Dharamji was my tenuous but common link with both Bobby and Sunny. Sunny was hugely angry with the magazine I worked for because they had leaked out a picture of his strictly guarded marriage to Pooja. I was sitting and enjoying a cup of tepid tea with Dharamji when Sunny sauntered in. After an awkward silence, Dharmaji inadvertently broke the ice and casually asked, “You have interviewed Sunny, na?” I said, “No, he doesn’t speak with my magazine.” Dharamji politely but firmly told Sunny, “I trust Raheja. Speak with him.” And Sunny, the ever-obedient son, obliged.
A few years later, when I became the Editor of Movie, I planned a multi-star cover with Sunny, Sanjay Dutt and Aamir wearing monochrome singlets; Sunny in yellow, Sanjay Dutt in red and Aamir in purple. I turned a shade of grey when Aamir opted out at the nth hour but Chunky proved to be the knight in shining armour and filled in for Aamir. I distinctly remember Sunny organised lassi for all of us in giant-sized glasses.
For me, Bobby represents the debonair Deol who I never really got to know; Sunny is the reticent Deol who I tried to pry open as if he were an oyster (and I think I succeeded in my endeavour to a fair degree); while Dharmendra, to my mind, is the son of the soil with whom you can exchange yarns while eating makkai ki roti and Sarson ka saag alongside onions smashed with your fist.

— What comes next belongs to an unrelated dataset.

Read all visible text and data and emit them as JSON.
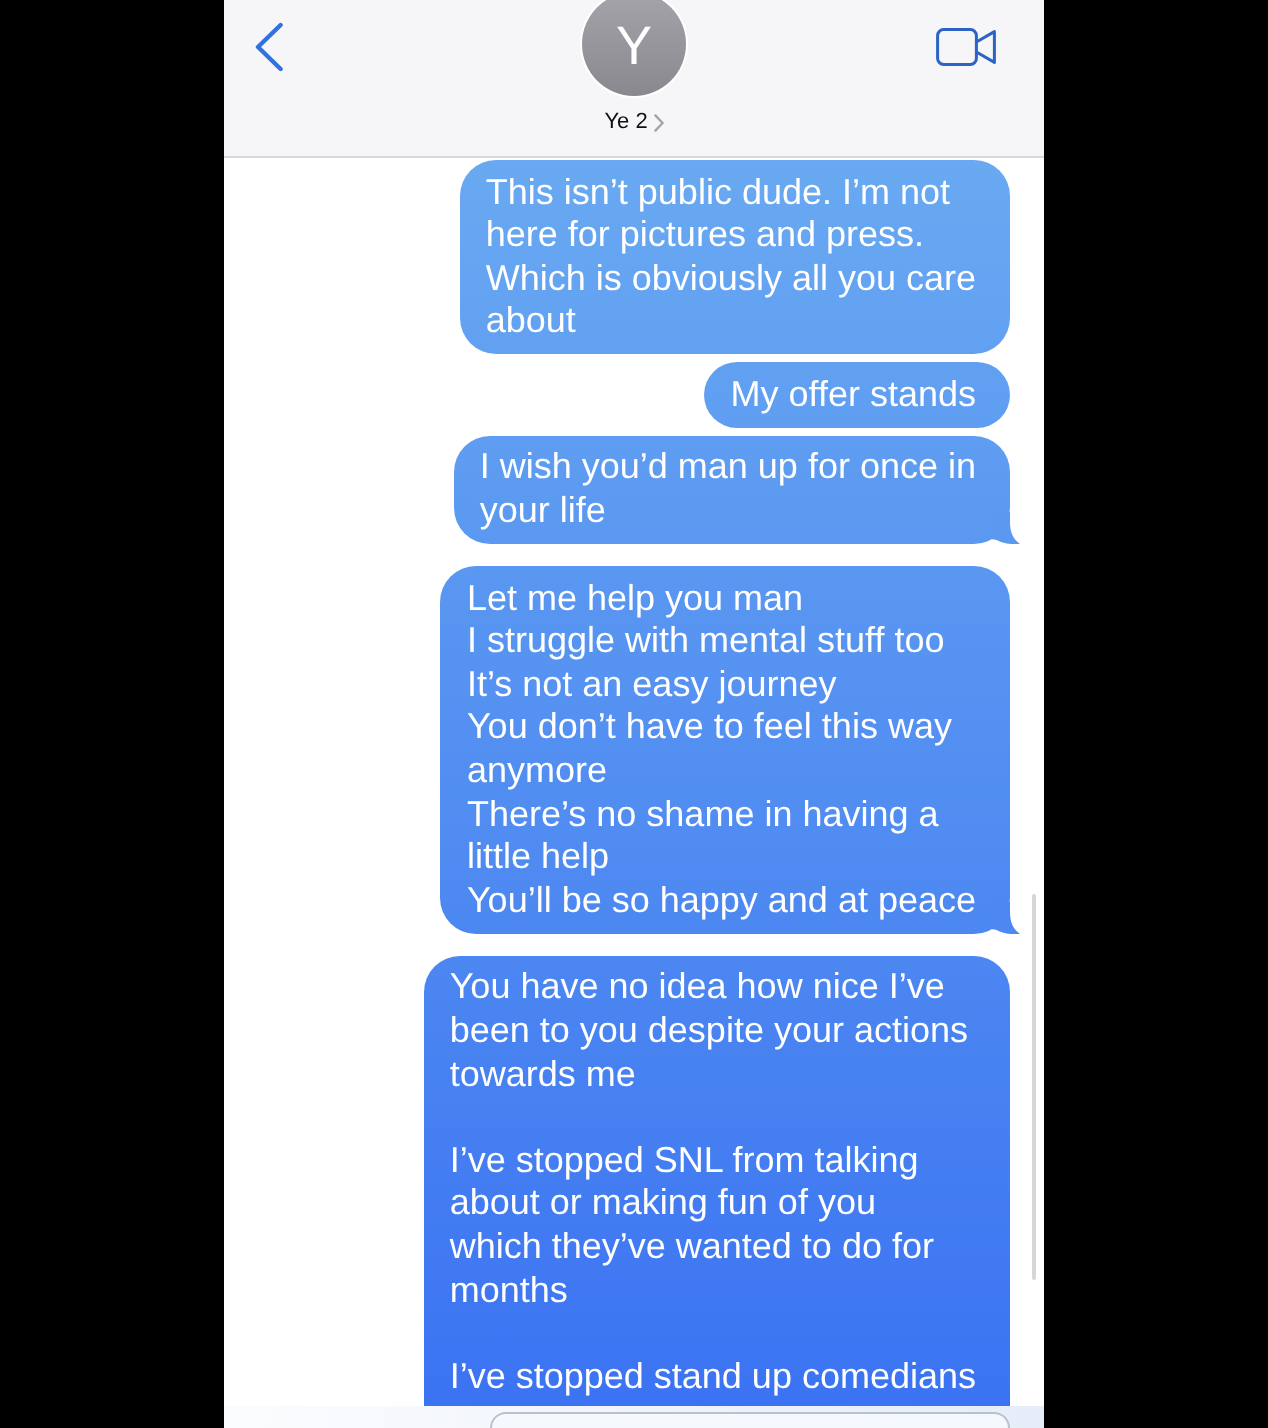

If I ever get to interact with Sunny’s son Karan, who is being introduced in his dad’s directorial venture ‘Pal Pal Dil Ke Paas’—a title derived from one of Dharmendra’s most memorable songs—I will have had the rare opportunity of knowing three generations of Deols.